PROBLEM TO WORK ON:
Only the number is wanted: count the lines in the data with "icon" in them.

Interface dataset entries
———

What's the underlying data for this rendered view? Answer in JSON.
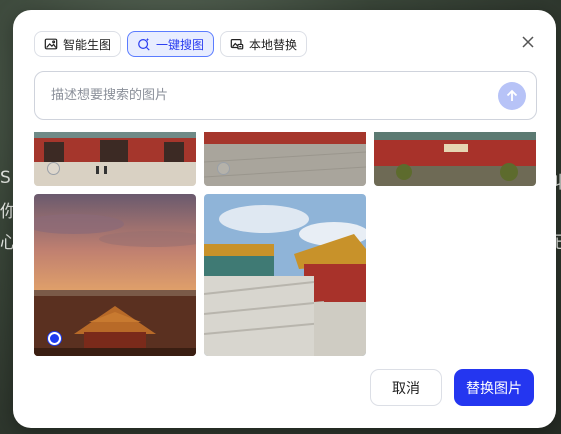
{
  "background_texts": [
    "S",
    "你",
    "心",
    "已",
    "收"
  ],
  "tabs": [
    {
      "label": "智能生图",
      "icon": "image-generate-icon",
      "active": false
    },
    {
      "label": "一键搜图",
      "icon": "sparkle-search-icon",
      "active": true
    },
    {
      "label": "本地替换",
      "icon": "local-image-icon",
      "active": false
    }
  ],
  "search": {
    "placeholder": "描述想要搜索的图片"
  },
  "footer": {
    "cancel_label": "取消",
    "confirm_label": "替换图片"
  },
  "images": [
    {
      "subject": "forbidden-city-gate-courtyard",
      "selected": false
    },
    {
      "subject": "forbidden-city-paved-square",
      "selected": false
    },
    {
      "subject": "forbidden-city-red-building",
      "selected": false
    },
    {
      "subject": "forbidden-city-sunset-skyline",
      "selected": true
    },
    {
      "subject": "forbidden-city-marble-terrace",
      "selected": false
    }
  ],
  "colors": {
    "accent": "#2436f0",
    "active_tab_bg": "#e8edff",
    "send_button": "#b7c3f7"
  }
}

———

YOUR RESPONSE:
3